In addition to Facebook’s announcement of a new partnership with the MLB to live stream a number of regular season games, the social network this week also signed a deal with global esports company ESL to bring over 5,550 hours of esports events and other original content to Facebook, including 1,500 of original programming.
The move will aid Facebook in challenging Amazon-owned Twitch as well as Twitter, both of which have esports deals as part of their efforts in the live streaming space.
For example, Twitter in March announced its own partnerships with ESL and DreamHack to bring over 15 events from the ESL One, Intel Extreme Masters and DreamHack circuits to Twitter, where they’ll be made available for live streaming on the web and mobile, directly through the Twitter app.
Meanwhile, video game streaming site Twitch is still today the de facto home for esports content. Last June, a report indicated that over 100 million Twitch users had streamed 800 million hours of esports in the last ten months on the service, with event and league organizers gathering the lion’s share of those views – accounting for 71.3 percent of all esports viewership.

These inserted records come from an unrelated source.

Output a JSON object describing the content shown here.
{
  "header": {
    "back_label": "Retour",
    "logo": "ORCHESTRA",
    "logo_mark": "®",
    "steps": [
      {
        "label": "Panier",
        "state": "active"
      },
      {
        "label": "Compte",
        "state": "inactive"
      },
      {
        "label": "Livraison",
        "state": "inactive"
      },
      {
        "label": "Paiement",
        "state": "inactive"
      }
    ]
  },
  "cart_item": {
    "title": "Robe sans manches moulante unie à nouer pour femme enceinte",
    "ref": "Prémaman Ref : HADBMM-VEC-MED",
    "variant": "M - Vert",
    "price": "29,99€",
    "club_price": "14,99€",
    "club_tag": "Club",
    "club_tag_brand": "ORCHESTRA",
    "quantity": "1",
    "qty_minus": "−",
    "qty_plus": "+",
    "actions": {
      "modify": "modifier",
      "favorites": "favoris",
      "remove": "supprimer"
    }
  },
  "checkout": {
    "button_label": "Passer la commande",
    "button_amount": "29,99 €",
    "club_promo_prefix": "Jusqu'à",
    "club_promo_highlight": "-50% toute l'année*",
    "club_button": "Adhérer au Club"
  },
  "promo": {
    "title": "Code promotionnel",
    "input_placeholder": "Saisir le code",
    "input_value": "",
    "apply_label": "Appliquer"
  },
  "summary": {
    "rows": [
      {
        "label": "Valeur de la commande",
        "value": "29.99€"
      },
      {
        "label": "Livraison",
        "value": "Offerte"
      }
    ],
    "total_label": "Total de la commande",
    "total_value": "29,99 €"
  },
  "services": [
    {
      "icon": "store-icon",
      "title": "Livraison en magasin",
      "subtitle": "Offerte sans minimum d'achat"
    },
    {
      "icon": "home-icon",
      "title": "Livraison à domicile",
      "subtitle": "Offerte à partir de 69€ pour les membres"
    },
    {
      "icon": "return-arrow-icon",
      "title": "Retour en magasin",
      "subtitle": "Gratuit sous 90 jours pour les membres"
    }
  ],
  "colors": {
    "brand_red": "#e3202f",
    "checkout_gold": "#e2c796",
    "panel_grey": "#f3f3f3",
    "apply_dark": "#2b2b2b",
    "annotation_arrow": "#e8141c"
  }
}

Facebook’s deal will kick off next month, beginning with content from the Rank S competitions, a ladder for the Counter Strike:Global Offensive community. This will be supplemented by an exclusive, 30-minute CS:GO weekly show that will feature the top players, upcoming talent and other competition highlights.
All the ESL One and Intel Extreme Masters will also stream via ESL’s Facebook network across six languages – English, French, Spanish, Portuguese, Polish and German.

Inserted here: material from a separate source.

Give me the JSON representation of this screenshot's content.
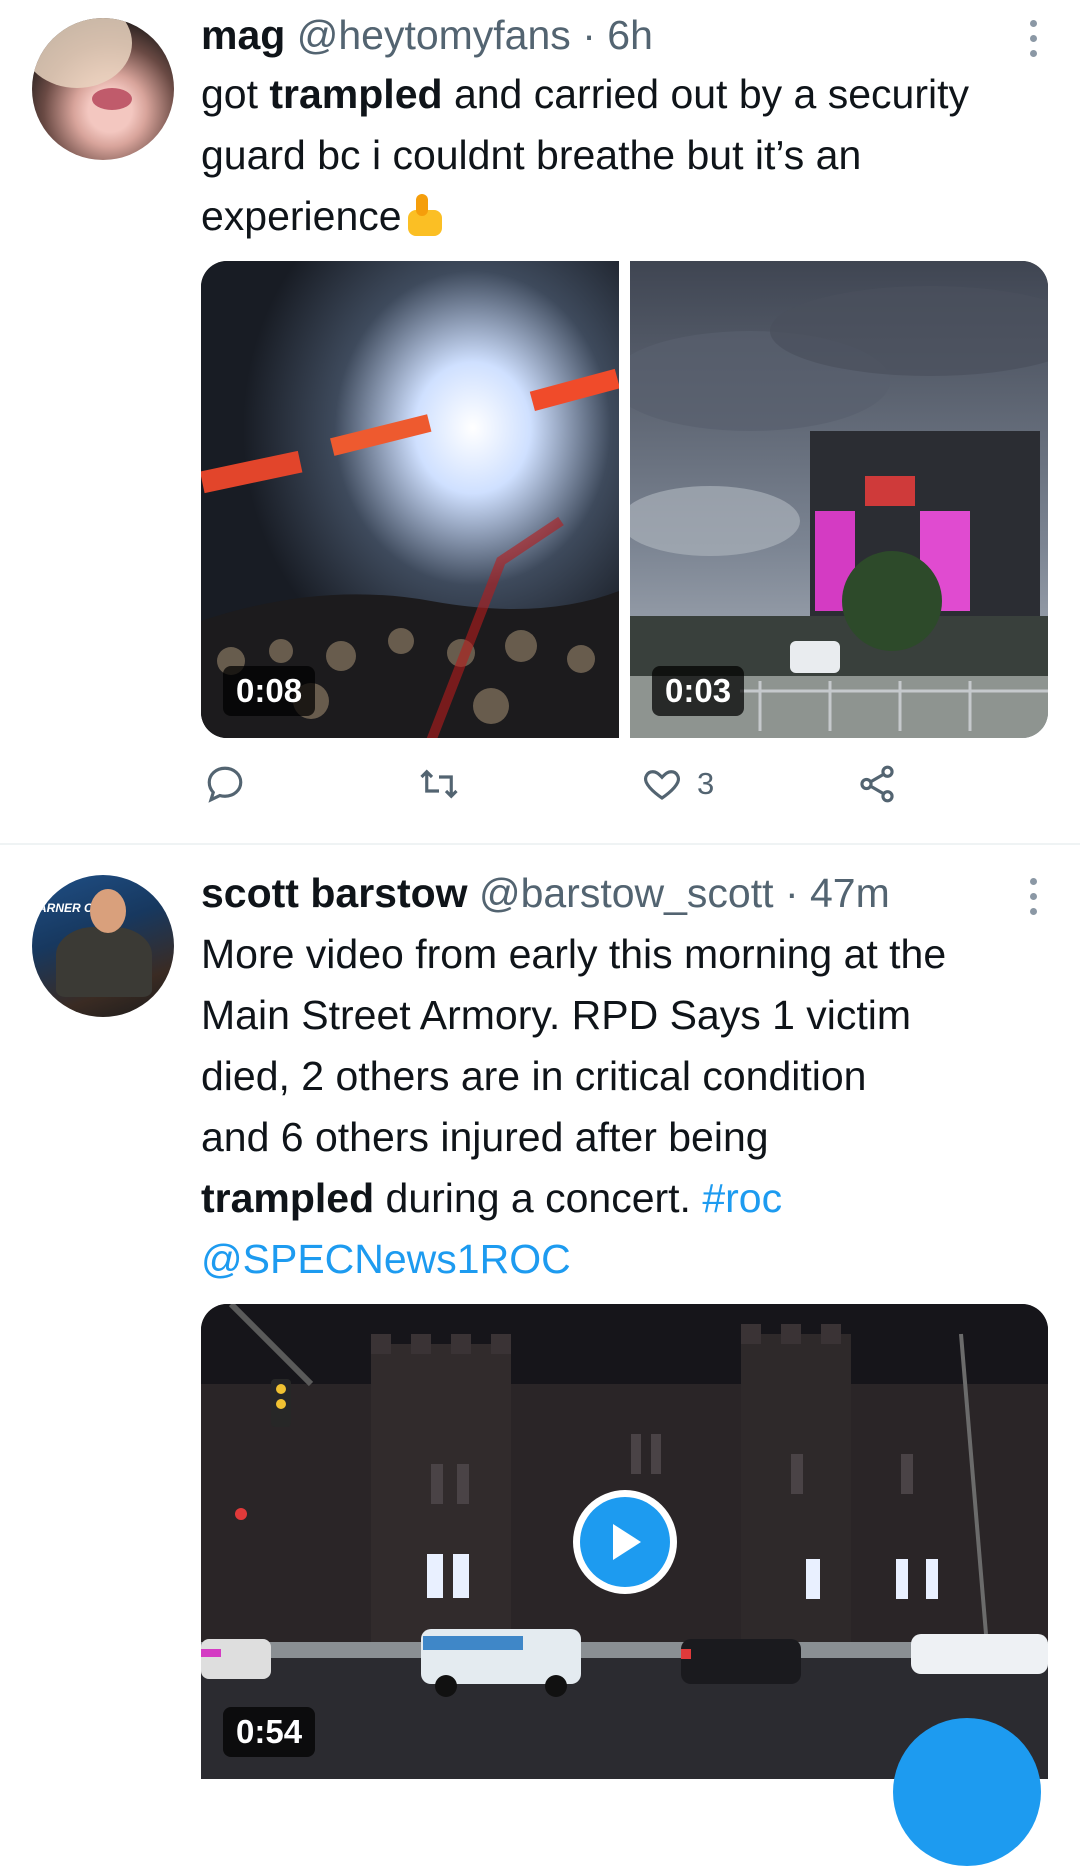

The company has made other more moves to attract live streamers to its network in recent days, as well. It added support for desktop streaming to user profiles, allowing gamers to more easily stream their gameplay, and it announced other content partnerships with esports teams Team Dignitas and Echo Fox.

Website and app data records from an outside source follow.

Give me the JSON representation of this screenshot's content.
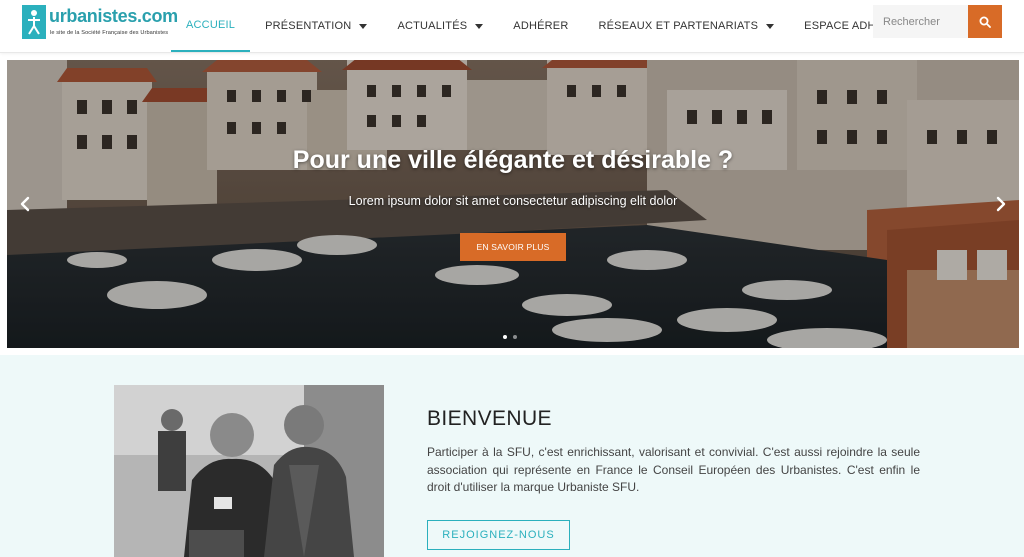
{
  "logo": {
    "brand": "urbanistes.com",
    "tagline": "le site de la Société Française des Urbanistes"
  },
  "nav": {
    "items": [
      {
        "label": "ACCUEIL",
        "active": true,
        "dropdown": false
      },
      {
        "label": "PRÉSENTATION",
        "active": false,
        "dropdown": true
      },
      {
        "label": "ACTUALITÉS",
        "active": false,
        "dropdown": true
      },
      {
        "label": "ADHÉRER",
        "active": false,
        "dropdown": false
      },
      {
        "label": "RÉSEAUX ET PARTENARIATS",
        "active": false,
        "dropdown": true
      },
      {
        "label": "ESPACE ADHÉRENT",
        "active": false,
        "dropdown": true
      }
    ]
  },
  "search": {
    "placeholder": "Rechercher",
    "icon": "search-icon"
  },
  "hero": {
    "title": "Pour une ville élégante et désirable ?",
    "subtitle": "Lorem ipsum dolor sit amet consectetur adipiscing elit dolor",
    "button_label": "EN SAVOIR PLUS",
    "prev_icon": "chevron-left-icon",
    "next_icon": "chevron-right-icon",
    "slide_count": 2,
    "active_slide": 1
  },
  "welcome": {
    "title": "BIENVENUE",
    "text": "Participer à la SFU, c'est enrichissant, valorisant et convivial. C'est aussi rejoindre la seule association qui représente en France le Conseil Européen des Urbanistes. C'est enfin le droit d'utiliser la marque Urbaniste SFU.",
    "button_label": "REJOIGNEZ-NOUS"
  },
  "colors": {
    "accent_teal": "#2bb0bd",
    "accent_orange": "#d86b27",
    "section_bg": "#eef9f9"
  }
}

For esports companies like ESL, the opportunity to stream on Facebook means they’ll have a chance to reach a broader audience – including, perhaps, more mainstream viewers who don’t regularly frequent a video gaming-focused destination like Twitch.
However, the deals don’t preclude ESL from also streaming to rival networks like Twitch, Twitter, or YouTube.
“With over 1.94 billion monthly active users on Facebook, this is a huge step toward expanding the reach of esports among mainstream audiences,” said Johannes Schiefer, Vice President of Social Media and Editorial at ESL, in statement, reiterating this point. “Last year, ESL content generated over 2 billion impressions and reached over 200 million users on Facebook globally. Now, with the addition of live streaming for all major ESL events, as well as exclusive content around CS:GO and ESEA, we are excited to expand our reach to more audiences and build strong local communities of highly engaged esports fans,” he added.
ESEA is ESL’s subscription-based platform for amateur, semi-professional and professional CS:GO players. Its Rank S competition brings together over 300 of the best North American and European ESEA players who compete for a $40,000 prize pool each month across the two regions.
ESL likely also sees Facebook as a means of re-engaging esports viewers when they’re not actively seeking out gaming content, thanks to Facebook’s ability to alert users about new live streams through push notifications, and other alerts when they’re more passively browsing the network.
Facebook, too, recently adjusted its video settings on mobile to autoplay videos with the sound on – a change that could increase viewership of live streamed, professionally produced video content like this, and open up the door for more advertising possibilities
Esports is a rapidly growing business and source of revenue – in 2016, global revenue reached $493 million, and it’s expected to see a 41.3 percent increase this year. By 2020, it’s expected to reach $1.488 billion.